helpful, I would advise you to avoid Chapter Five "How
It works", until you have absorbed the first four
chapters. First Things First. In AA we have no musts. When
you get to chapter Five, don't let it frighten you away.
The steps are also suggestions. and are offered in a
The entire program is suggested. Personally I needed the
fellowship, a place where I felt I belonged. ANONYMOUS
I find it interesting that "this book is suggested" comes on page 164 after the directions for the AA recovery program. Would you agree that if it was truly only suggested, maybe the suggestion should be on page 1 instead of 164? If the authors where so concerned about scaring you off, I certainly would expect the suggestion to be upfront instead of on the end. I feel they knew if you were really and truly a desparate alcoholic, you would take the directions.
Try to understand the urgency to get the message out to
the world, that a solution to alcoholism had been found
by this man from New York and some of his friends. Bill
knew that alcoholics were suffering and dying from the
curse of alcoholism, while he had a remedy which
could save them. The chapters had already been written.
At the last minute, needed changes became obvious. But
the work done so far could not be changed. Changes like
the words "you must" to "we ought". Directions was
changed to following a path. Bill covered it all in
making the book suggestive in nature. The history of
AA is explained in AACA and LOTH. A lot of the confusion
is due to the apparent lack of understanding of suggestion.
I doubt that many alcoholics realize how desperate they
are. How do they know how desperate they are. Drinking
was the only friend I had left.
The Book was an offer to anyone who wanted to get better. I found a new wonderful life. How could anyone
refuse such an offer? But we have to offer it to them
without a trace of arrogance or an ounce of pride.
I hate to say this, but including myself, I have yet to meet anyone without a trace of arrogance, or an ounce of pride, much less an alcoholic. Dr. Harry T. described alcoholics as having a narcissistic core dominated by feelings of omnipotence ( not verbatim, but close). Read from the second to last paragraph from Dr. Bob’s Nightmare, A man noted for his great humility. A man who had 12 stepped over 5,000 alcoholics in 15 years. If you do the math, that’s almost 1 alcoholic a day for 15 years!

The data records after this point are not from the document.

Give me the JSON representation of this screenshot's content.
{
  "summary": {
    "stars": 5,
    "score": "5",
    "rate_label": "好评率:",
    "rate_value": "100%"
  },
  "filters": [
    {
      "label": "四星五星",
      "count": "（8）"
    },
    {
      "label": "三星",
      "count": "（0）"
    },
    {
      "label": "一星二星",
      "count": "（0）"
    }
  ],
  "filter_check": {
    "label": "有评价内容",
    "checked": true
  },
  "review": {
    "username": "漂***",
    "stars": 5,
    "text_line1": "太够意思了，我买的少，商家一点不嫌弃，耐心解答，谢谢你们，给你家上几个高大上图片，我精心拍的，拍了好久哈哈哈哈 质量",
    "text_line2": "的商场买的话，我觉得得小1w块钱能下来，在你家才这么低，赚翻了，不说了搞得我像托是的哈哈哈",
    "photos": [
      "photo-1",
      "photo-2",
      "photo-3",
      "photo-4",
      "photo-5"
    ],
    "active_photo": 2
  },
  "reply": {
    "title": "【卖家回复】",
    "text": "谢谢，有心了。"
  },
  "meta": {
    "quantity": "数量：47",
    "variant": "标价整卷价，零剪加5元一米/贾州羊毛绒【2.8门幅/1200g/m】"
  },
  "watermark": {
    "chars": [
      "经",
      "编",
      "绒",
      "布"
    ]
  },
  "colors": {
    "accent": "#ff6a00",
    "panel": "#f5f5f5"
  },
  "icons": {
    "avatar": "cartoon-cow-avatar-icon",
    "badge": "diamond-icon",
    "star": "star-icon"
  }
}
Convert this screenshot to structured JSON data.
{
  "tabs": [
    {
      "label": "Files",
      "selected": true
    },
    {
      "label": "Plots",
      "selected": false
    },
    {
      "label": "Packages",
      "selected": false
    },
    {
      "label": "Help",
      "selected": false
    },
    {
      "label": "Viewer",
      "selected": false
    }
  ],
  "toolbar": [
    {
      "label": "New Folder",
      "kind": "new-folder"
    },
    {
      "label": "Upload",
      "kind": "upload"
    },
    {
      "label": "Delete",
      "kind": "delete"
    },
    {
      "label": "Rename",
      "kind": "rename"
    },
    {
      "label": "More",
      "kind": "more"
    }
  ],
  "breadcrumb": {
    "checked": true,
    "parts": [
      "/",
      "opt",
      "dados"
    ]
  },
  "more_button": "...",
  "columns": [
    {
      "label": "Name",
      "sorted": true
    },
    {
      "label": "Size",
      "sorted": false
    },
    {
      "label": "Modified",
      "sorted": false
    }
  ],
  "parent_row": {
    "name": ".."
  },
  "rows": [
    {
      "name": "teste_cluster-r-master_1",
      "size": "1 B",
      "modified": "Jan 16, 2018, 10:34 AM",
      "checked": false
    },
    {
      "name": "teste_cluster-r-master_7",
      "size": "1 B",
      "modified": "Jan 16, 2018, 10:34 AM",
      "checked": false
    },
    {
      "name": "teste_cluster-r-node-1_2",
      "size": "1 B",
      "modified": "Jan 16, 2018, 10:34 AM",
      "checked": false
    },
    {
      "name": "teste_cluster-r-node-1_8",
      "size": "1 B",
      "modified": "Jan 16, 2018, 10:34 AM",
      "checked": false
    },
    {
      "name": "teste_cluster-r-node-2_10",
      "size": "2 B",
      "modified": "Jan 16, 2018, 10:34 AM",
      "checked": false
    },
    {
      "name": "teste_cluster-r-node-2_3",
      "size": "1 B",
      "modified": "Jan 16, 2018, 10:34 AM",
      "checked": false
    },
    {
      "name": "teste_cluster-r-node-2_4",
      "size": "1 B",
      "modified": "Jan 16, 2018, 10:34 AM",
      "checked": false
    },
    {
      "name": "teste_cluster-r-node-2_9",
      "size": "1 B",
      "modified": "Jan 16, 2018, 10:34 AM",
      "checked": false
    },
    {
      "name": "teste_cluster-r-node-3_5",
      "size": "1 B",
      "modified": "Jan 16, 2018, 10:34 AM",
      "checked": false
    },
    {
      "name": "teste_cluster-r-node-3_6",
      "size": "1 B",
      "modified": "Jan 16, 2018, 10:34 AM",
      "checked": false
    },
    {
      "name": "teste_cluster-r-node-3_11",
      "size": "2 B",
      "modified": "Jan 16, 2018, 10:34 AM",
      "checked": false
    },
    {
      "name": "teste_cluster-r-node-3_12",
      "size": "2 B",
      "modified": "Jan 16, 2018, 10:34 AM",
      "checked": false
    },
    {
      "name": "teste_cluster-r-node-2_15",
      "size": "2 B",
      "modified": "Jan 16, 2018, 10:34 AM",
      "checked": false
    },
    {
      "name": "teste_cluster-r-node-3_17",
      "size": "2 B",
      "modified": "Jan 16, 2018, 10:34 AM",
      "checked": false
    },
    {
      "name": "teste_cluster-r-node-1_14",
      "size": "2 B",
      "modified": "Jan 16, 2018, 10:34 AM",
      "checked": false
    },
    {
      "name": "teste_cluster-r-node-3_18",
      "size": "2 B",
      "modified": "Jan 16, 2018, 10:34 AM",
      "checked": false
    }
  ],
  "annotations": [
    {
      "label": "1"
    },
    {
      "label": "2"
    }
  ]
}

“If you think you are an atheist, an agnostic, a skeptic , or have any other form of intellectual pride which keeps you from accepting what is in this book, I feel sorry for you. If you still think you are strong enough to beat the game alone, that is your affair. But if you really and truly want to quit drinking liquor for good and all, and sincerely feel that you must have some help, we know that we have an answer for you. It never fails, if you go about it with one half the zeal you have been in the habit of showing when you were getting another drink”
Even I can see a little pride and arrogance in Dr. Bob. Everyone has some. The day we think we don’t, we are back to our old delusional selves. The day we actually don’t, lay real still, because we are dead.
In the end, we are offering this program to those that think they need some help. like Bob said, if you think you can do it on your own, that's your affair.
“ We would like it understood that our alcoholic work is an avocation” to me, this suggests I have other interests besides AA. Our alcoholic work is not all we do. We have jobs, homes, hobbies, husbands and wives. If I go to AA meetings everyday, I won’t have time for the wife or kids. Eventually I won’t even have a wife, because she will leave from neglect. Even while going to all these meetings, I won’t have time for actual one on one 12 step work because I am too busy going to meetings. Of course I have to put my sobriety first, or else I will have nothing else, I just think there needs to be balance for an ordinary drunk like myself.